More than 1,200 music fans packed the Olympia in Dublin last night for a charity concert to tackle youth homelessness - but that figure was dwarfed by the number of children who spent yet another night languishing in emergency accommodation.
Ireland's homeless crisis is now so severe that 1,700 children and young adults have no home, according to Focus Ireland.
However, last night musicians and rock fans came together to do something concrete to help at the 'Rock Against Homelessness' event.
The sell-out audience were reminded they were there to do more than just enjoy an impressive line-up of Irish talent - more importantly, they were there to raise money for young, homeless people.

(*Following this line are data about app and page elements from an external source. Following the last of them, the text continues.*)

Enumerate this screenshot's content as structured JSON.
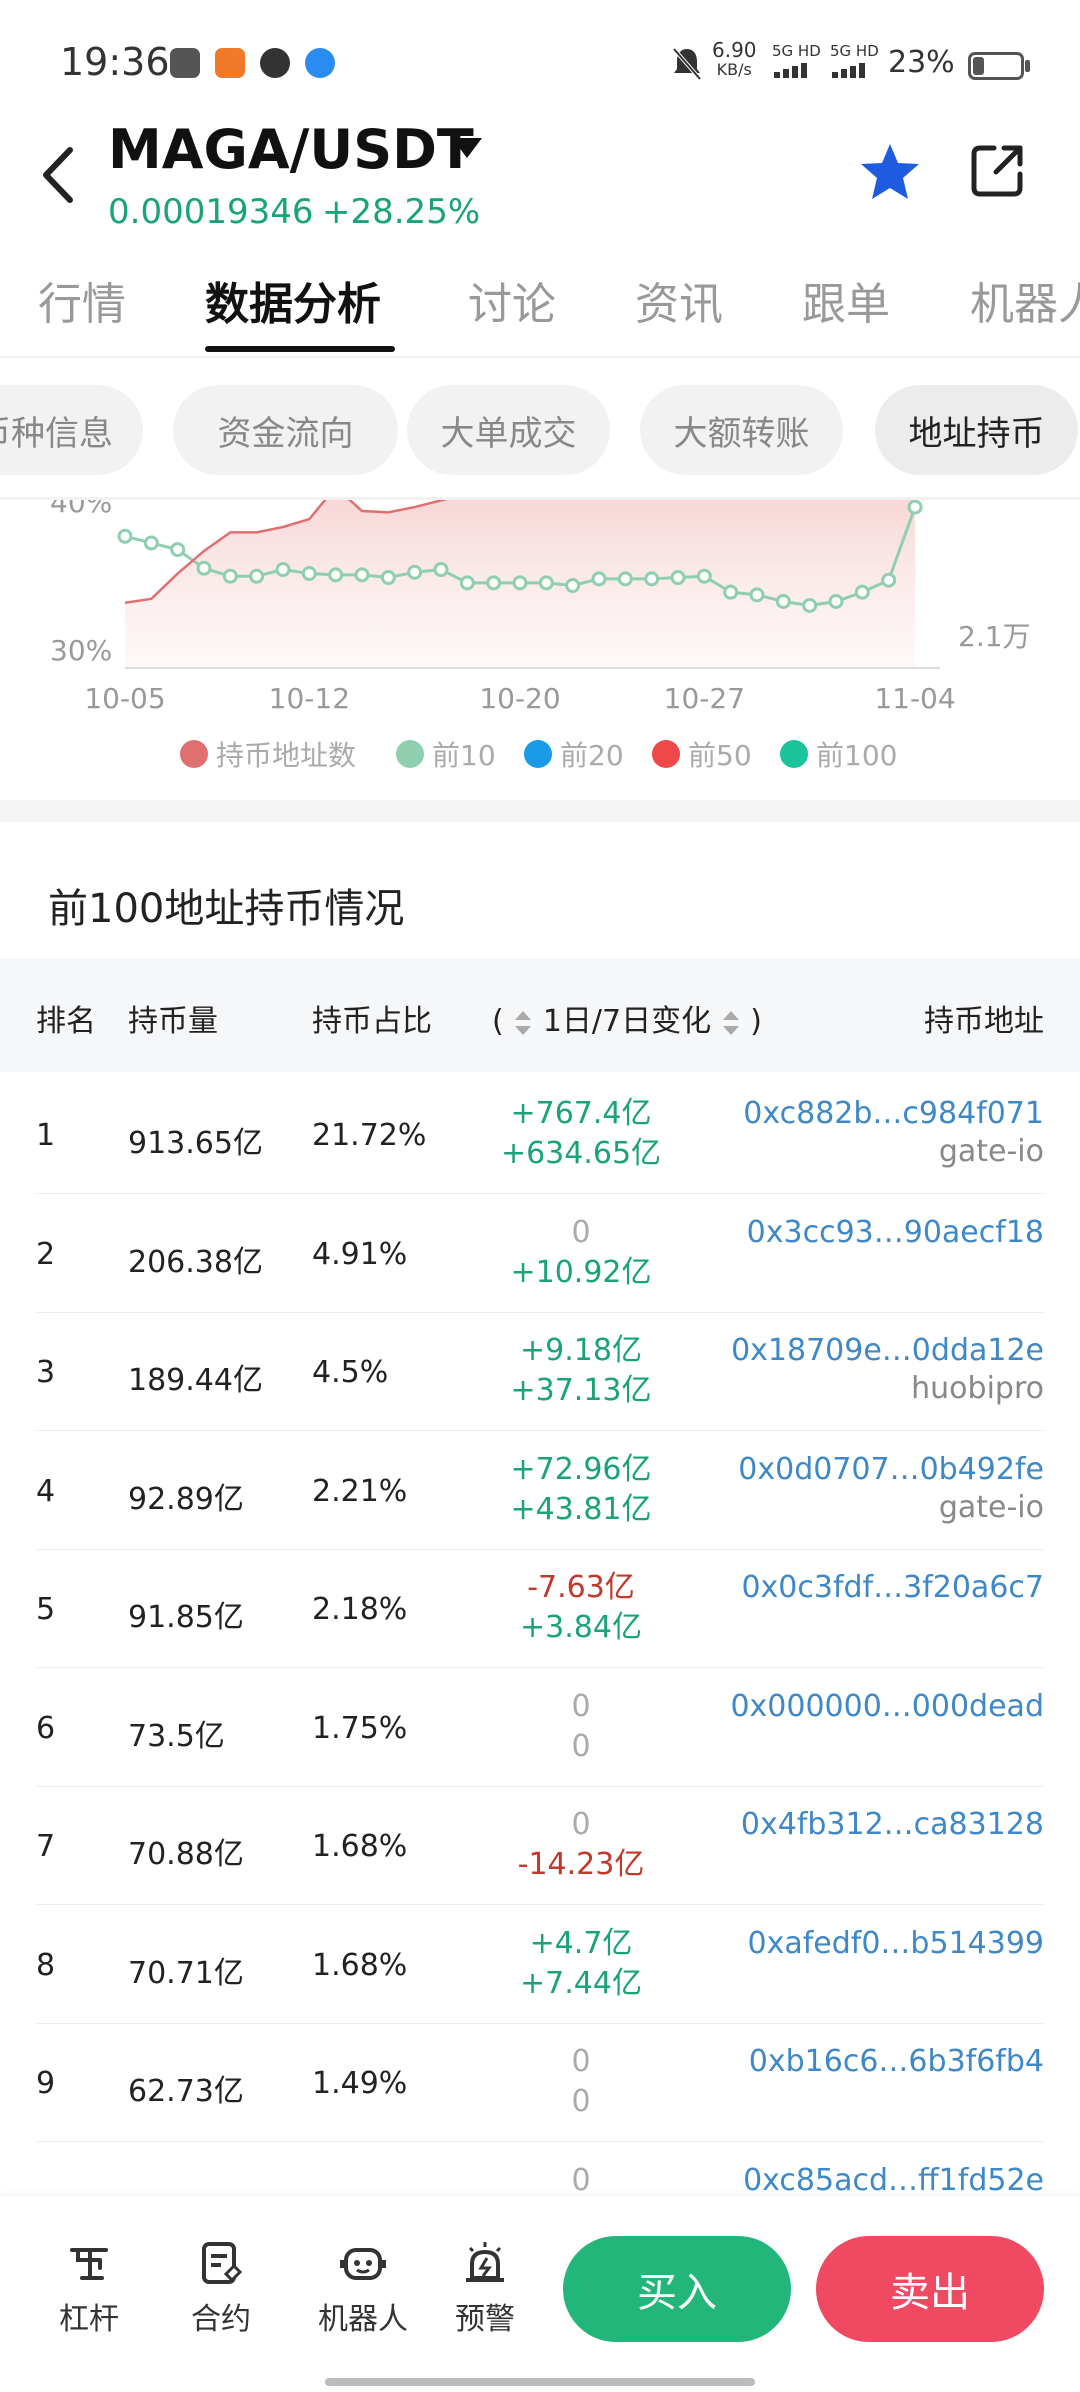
{
  "status": {
    "time": "19:36",
    "net_speed_top": "6.90",
    "net_speed_unit": "KB/s",
    "sim1": "5G HD",
    "sim2": "5G HD",
    "battery": "23%",
    "battery_level": 0.23
  },
  "header": {
    "pair": "MAGA/USDT",
    "price": "0.00019346",
    "change": "+28.25%"
  },
  "tabs": [
    "行情",
    "数据分析",
    "讨论",
    "资讯",
    "跟单",
    "机器人"
  ],
  "active_tab": 1,
  "chips": [
    "币种信息",
    "资金流向",
    "大单成交",
    "大额转账",
    "地址持币"
  ],
  "active_chip": 4,
  "chart_data": {
    "type": "line",
    "x": [
      "10-05",
      "10-06",
      "10-07",
      "10-08",
      "10-09",
      "10-10",
      "10-11",
      "10-12",
      "10-13",
      "10-14",
      "10-15",
      "10-16",
      "10-17",
      "10-18",
      "10-19",
      "10-20",
      "10-21",
      "10-22",
      "10-23",
      "10-24",
      "10-25",
      "10-26",
      "10-27",
      "10-28",
      "10-29",
      "10-30",
      "10-31",
      "11-01",
      "11-02",
      "11-03",
      "11-04"
    ],
    "x_ticks": [
      "10-05",
      "10-12",
      "10-20",
      "10-27",
      "11-04"
    ],
    "y_left_ticks": [
      "40%",
      "30%"
    ],
    "y_right_ticks": [
      "2.1万"
    ],
    "series": [
      {
        "name": "前10",
        "color": "#8fcfb0",
        "values": [
          38.3,
          37.8,
          37.3,
          35.9,
          35.3,
          35.3,
          35.8,
          35.5,
          35.4,
          35.4,
          35.2,
          35.6,
          35.8,
          34.8,
          34.8,
          34.8,
          34.8,
          34.6,
          35.1,
          35.1,
          35.1,
          35.2,
          35.3,
          34.1,
          33.9,
          33.4,
          33.1,
          33.4,
          34.1,
          35.0,
          40.5
        ]
      },
      {
        "name": "持币地址数",
        "color": "#e07070",
        "values": [
          33.3,
          33.6,
          35.5,
          37.2,
          38.6,
          38.6,
          39.0,
          39.6,
          42.0,
          40.2,
          40.1,
          40.5,
          41.0,
          41.5,
          42.0,
          42.0,
          42.0,
          42.0,
          42.0,
          42.0,
          42.0,
          42.0,
          42.0,
          42.0,
          42.0,
          42.0,
          42.0,
          42.0,
          42.0,
          42.0,
          42.0
        ]
      }
    ],
    "ylim": [
      29,
      41
    ]
  },
  "legend": [
    {
      "label": "持币地址数",
      "color": "#e07070"
    },
    {
      "label": "前10",
      "color": "#8fcfb0"
    },
    {
      "label": "前20",
      "color": "#1a9be8"
    },
    {
      "label": "前50",
      "color": "#ef4848"
    },
    {
      "label": "前100",
      "color": "#1bc49a"
    }
  ],
  "holders": {
    "title": "前100地址持币情况",
    "headers": {
      "rank": "排名",
      "amount": "持币量",
      "ratio": "持币占比",
      "open_paren": "(",
      "change": "1日/7日变化",
      "close_paren": ")",
      "address": "持币地址"
    },
    "rows": [
      {
        "rank": "1",
        "amount": "913.65亿",
        "ratio": "21.72%",
        "d1": "+767.4亿",
        "d1_sign": "pos",
        "d7": "+634.65亿",
        "d7_sign": "pos",
        "address": "0xc882b…c984f071",
        "tag": "gate-io"
      },
      {
        "rank": "2",
        "amount": "206.38亿",
        "ratio": "4.91%",
        "d1": "0",
        "d1_sign": "zero",
        "d7": "+10.92亿",
        "d7_sign": "pos",
        "address": "0x3cc93…90aecf18",
        "tag": ""
      },
      {
        "rank": "3",
        "amount": "189.44亿",
        "ratio": "4.5%",
        "d1": "+9.18亿",
        "d1_sign": "pos",
        "d7": "+37.13亿",
        "d7_sign": "pos",
        "address": "0x18709e…0dda12e",
        "tag": "huobipro"
      },
      {
        "rank": "4",
        "amount": "92.89亿",
        "ratio": "2.21%",
        "d1": "+72.96亿",
        "d1_sign": "pos",
        "d7": "+43.81亿",
        "d7_sign": "pos",
        "address": "0x0d0707…0b492fe",
        "tag": "gate-io"
      },
      {
        "rank": "5",
        "amount": "91.85亿",
        "ratio": "2.18%",
        "d1": "-7.63亿",
        "d1_sign": "neg",
        "d7": "+3.84亿",
        "d7_sign": "pos",
        "address": "0x0c3fdf…3f20a6c7",
        "tag": ""
      },
      {
        "rank": "6",
        "amount": "73.5亿",
        "ratio": "1.75%",
        "d1": "0",
        "d1_sign": "zero",
        "d7": "0",
        "d7_sign": "zero",
        "address": "0x000000…000dead",
        "tag": ""
      },
      {
        "rank": "7",
        "amount": "70.88亿",
        "ratio": "1.68%",
        "d1": "0",
        "d1_sign": "zero",
        "d7": "-14.23亿",
        "d7_sign": "neg",
        "address": "0x4fb312…ca83128",
        "tag": ""
      },
      {
        "rank": "8",
        "amount": "70.71亿",
        "ratio": "1.68%",
        "d1": "+4.7亿",
        "d1_sign": "pos",
        "d7": "+7.44亿",
        "d7_sign": "pos",
        "address": "0xafedf0…b514399",
        "tag": ""
      },
      {
        "rank": "9",
        "amount": "62.73亿",
        "ratio": "1.49%",
        "d1": "0",
        "d1_sign": "zero",
        "d7": "0",
        "d7_sign": "zero",
        "address": "0xb16c6…6b3f6fb4",
        "tag": ""
      },
      {
        "rank": "",
        "amount": "",
        "ratio": "",
        "d1": "0",
        "d1_sign": "zero",
        "d7": "",
        "d7_sign": "zero",
        "address": "0xc85acd…ff1fd52e",
        "tag": ""
      }
    ]
  },
  "bottom": {
    "leverage": "杠杆",
    "contract": "合约",
    "robot": "机器人",
    "alert": "预警",
    "buy": "买入",
    "sell": "卖出"
  }
}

Among the acts were The Strypes, HamsandwicH, Le Galaxie, Mundy, The Stunning, Heathers and Camille O'Sullivan, while hosts for the evening were TV presenters Laura Whitmore and Mark Cagney. The event, staged by Independent News and Media, was held to raise money for the Irish Youth Foundation.
Stephen Rae, Group Editor-in-Chief at INM, said homelessness had to be at the forefront of everybody's minds.
"When those less fortunate need support, it is up to each and every one of us to help in any way we can. A lot of people have given up their time to make this event happen for a very worthy cause. Hopefully, the funds raised will help make serious inroads to provide homes for those who most need it in the very near future," Mr Rae said.
Acting Arts Minister Heather Humphreys attended the concert along with her Cabinet colleague, acting Health Minister Leo Varadkar. She said that, while "there has been work done" on the issue of homelessness, she conceded "there is a lot left to do".
"We know it is a big issue at the moment and it is something that we need to address. It is something that we are very conscious of.
"This is the arts of song and dance and music raising money and awareness for an important cause," she added.
Le Galaxie kicked off proceedings, followed by singer Róisín O and Heathers and later a guest appearance from Jerry Fish.
The night finished with the High Hopes choir joining singer Camille O'Sullivan on stage for an emotional rendition of Prince's 'Purple Rain' in memory of the musician who passed away suddenly last week.
Before the crowd filed away for the night, host Laura Whitmore called on the audience to ramp up pressure on politicians to tackle homelessness.
Bidding goodnight to the crowd, Cagney told them: "You're very lucky because you've got a safe house to go to - not everybody does."
Speaking to the Irish Independent last night, Cork native O'Sullivan compared the homeless crisis in Ireland with that of New York and London.
"When it involves children and people in vulnerable situations, some people need to leave their homes because of abuse and we are one or two steps away from that ourselves.
"In London and New York, you see it there, but Ireland seems to be in a terrible place," she added.
HamsandwicH singer Niamh Farrell said she was delighted to lend a hand last night.
"It's one of those gigs where you get asked to do it and just say yes. No questions asked.
"We all need to be pitching in and helping in any way we can. It is such a huge issue at the moment and it needs to get spoken about."
The concert was part of the Irish Youth Foundation's 'One For Ireland' campaign, which aims to raise €1m in April to directly improve the lives of children and young people who are homeless and living in emergency accommodation.
All funds raised last night will be distributed to nine organisations including Focus Ireland, Simon, the Peter McVerry Trust and St Vincent de Paul.